story unfolds as if recounted on a dingy stage in a smoky room. As with
most of BJM’s work that I’ve encountered, the methodology is precise.
Much like with Twitter, it seems the key is boiling down each line to
the bare facts- no easy task by any means, but the way it presumably
must be done in order to cause maximum impact given the little space
The artwork of Kurt Dinse is quite incredible given the
space available. Each page is an image in itself, with the space wisely
used. There’s a heavy contrast in blacks and white and a masterful
balance across the page. In terms of art, this is perhaps my favourite
in the works I’ve received from Silber so far.
Whilst the story is
self-contained (some Silber comics are ongoing), I would like to see if
this could be taken further. The very human main character is both
intriguing and amusing, and his struggles proved to be exciting. When
coupled with the artwork it proved to be a very entertaining piece of
Stick this at the top of your ‘comics to order from Silber’ list.
~ Chris Wigley, Hand Drawn Awesome
best of the new pack, by far, is STAR #1 which is drawn by artist Kurt
Dinse. The story of a traveling musician who is always on the run from
his (literal) demons, this may be the best looking comic that Silber
has ever released. Even with the matchbook-sized format, the art is
amazingly detailed and attractive to the eyes. The story works well,
too, making this one a total winner.
~ Marc Mason, Comics Waiting Room
enjoyed the thick inks used in this issue. Artistically, there's also
more technical precision than I typically see from the Siber Media
offerings, with figures in silhouette, negative space used deftly, and
a stippling technique on display. Dinse's art accomplishes quite a lot
with the miniscule size. I loved seeing (finally!) an issue without the
typewritten dialogue in a scroll along the bottom of the page. I've
enjoyed the Silber Media books for the most part, but this has been my
biggest and most consistent criticism of the line, so it was nice to
see it fade away for this series. Star is a stylish tale about a
musical drifter with a mysterious past. I feel like I finally have a
Silber Media book to truly call my own, where the tone of the story,
the flourish of the art, and the technical execution all converge to
engage, and it's become the best Silber Media book in my opinion,
realizing the full potential of this diminutive experimental scale.
~ Justin Giampaoli, Poopsheet Foundation

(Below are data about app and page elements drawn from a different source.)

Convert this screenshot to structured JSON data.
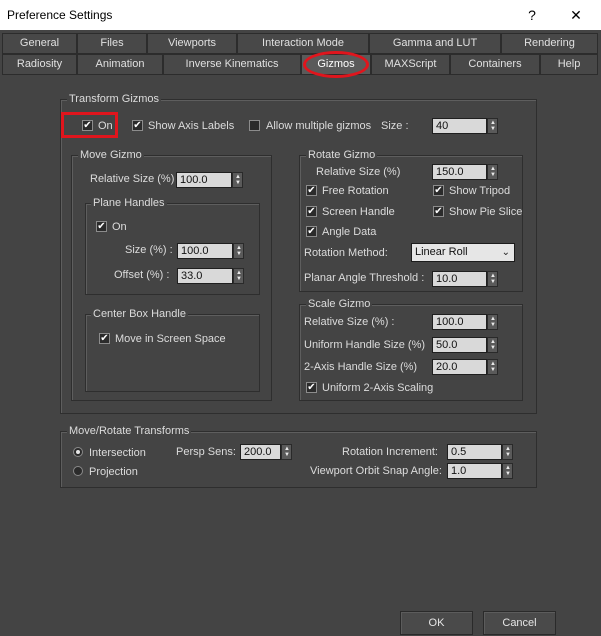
{
  "window": {
    "title": "Preference Settings",
    "help_glyph": "?",
    "close_glyph": "✕"
  },
  "tabs": {
    "row1": [
      "General",
      "Files",
      "Viewports",
      "Interaction Mode",
      "Gamma and LUT",
      "Rendering"
    ],
    "row2": [
      "Radiosity",
      "Animation",
      "Inverse Kinematics",
      "Gizmos",
      "MAXScript",
      "Containers",
      "Help"
    ],
    "active": "Gizmos"
  },
  "transform_gizmos": {
    "legend": "Transform Gizmos",
    "on": {
      "label": "On",
      "checked": true
    },
    "show_axis_labels": {
      "label": "Show Axis Labels",
      "checked": true
    },
    "allow_multiple_gizmos": {
      "label": "Allow multiple gizmos",
      "checked": false
    },
    "size_label": "Size :",
    "size_value": "40"
  },
  "move_gizmo": {
    "legend": "Move Gizmo",
    "relative_size_label": "Relative Size (%)",
    "relative_size_value": "100.0",
    "plane_handles": {
      "legend": "Plane Handles",
      "on": {
        "label": "On",
        "checked": true
      },
      "size_label": "Size (%) :",
      "size_value": "100.0",
      "offset_label": "Offset (%) :",
      "offset_value": "33.0"
    },
    "center_box_handle": {
      "legend": "Center Box Handle",
      "move_in_screen_space": {
        "label": "Move in Screen Space",
        "checked": true
      }
    }
  },
  "rotate_gizmo": {
    "legend": "Rotate Gizmo",
    "relative_size_label": "Relative Size (%)",
    "relative_size_value": "150.0",
    "free_rotation": {
      "label": "Free Rotation",
      "checked": true
    },
    "show_tripod": {
      "label": "Show Tripod",
      "checked": true
    },
    "screen_handle": {
      "label": "Screen Handle",
      "checked": true
    },
    "show_pie_slice": {
      "label": "Show Pie Slice",
      "checked": true
    },
    "angle_data": {
      "label": "Angle Data",
      "checked": true
    },
    "rotation_method_label": "Rotation Method:",
    "rotation_method_value": "Linear Roll",
    "planar_angle_threshold_label": "Planar Angle Threshold :",
    "planar_angle_threshold_value": "10.0"
  },
  "scale_gizmo": {
    "legend": "Scale Gizmo",
    "relative_size_label": "Relative Size (%) :",
    "relative_size_value": "100.0",
    "uniform_handle_size_label": "Uniform Handle Size (%)",
    "uniform_handle_size_value": "50.0",
    "two_axis_handle_size_label": "2-Axis Handle Size (%)",
    "two_axis_handle_size_value": "20.0",
    "uniform_2_axis_scaling": {
      "label": "Uniform 2-Axis Scaling",
      "checked": true
    }
  },
  "move_rotate_transforms": {
    "legend": "Move/Rotate Transforms",
    "intersection": {
      "label": "Intersection",
      "selected": true
    },
    "projection": {
      "label": "Projection",
      "selected": false
    },
    "persp_sens_label": "Persp Sens:",
    "persp_sens_value": "200.0",
    "rotation_increment_label": "Rotation Increment:",
    "rotation_increment_value": "0.5",
    "viewport_orbit_snap_angle_label": "Viewport Orbit Snap Angle:",
    "viewport_orbit_snap_angle_value": "1.0"
  },
  "footer": {
    "ok_label": "OK",
    "cancel_label": "Cancel"
  },
  "glyphs": {
    "check": "✔",
    "spin_up": "▲",
    "spin_down": "▼",
    "chevron_down": "⌄"
  },
  "colors": {
    "annotation_red": "#e0151d",
    "background": "#444444"
  }
}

* Star #2 *
Star, readers encounter an aging badass rocker, complete with beer gut
and jaded ironic mentality, who wakes up in the middle of a one night
stand turned extraordinarily unwholesome. Sometimes your date drugs you
and summons a demon to the cheap motel so it can eat you. We've all
been there, I guess.
The story unfolds like a series of snapshots,
each moment following the next rapid fire. The first-person narration
fills lends a low key, methodical pacing to the frantic turmoil seen in
the images. Maybe things are going to hell in a fruit basket, but our
guitar hero is staunch, stoic and plumbed for self-preservation.
graphic style used by artist Kurt Dinse is great; it reminded me of R.
Crumb quite a bit. The strong compositions with clean contrast and
stippling rather than shading really worked for this story. It is a
great stylistic fit for a tale of some spooky stuff happening in the
middle of the night.
Unfortunately, the lettering in Star #2 was not
quite as well tailored. There is one very noticeable spelling error,
and the letters generally had a weaker line than the art. They look as
though they may have been written with one of those correction fluid
All is forgiven, however, when I laugh out loud at the giant
eyes of the characters, wider than their faces. I can't be annoyed with
a comic that shows a grown man making some kind of insane flying butt
leap into his pants and boots all in one go. Even better, the hero's
solution to his problem has a kind of Mad Magazine logic to it, at once
elegant and crass.
If I have named some of your favorite things
here, then this comic is for you! If I have named some of your least
favorite things, maybe you should behave yourself this year, or Star #2
might just turn up in your Christmas stocking. Composed entirely of
adult themes, so caveat emptor, kiddos.
~ Holly von Winckel, Sequential Tart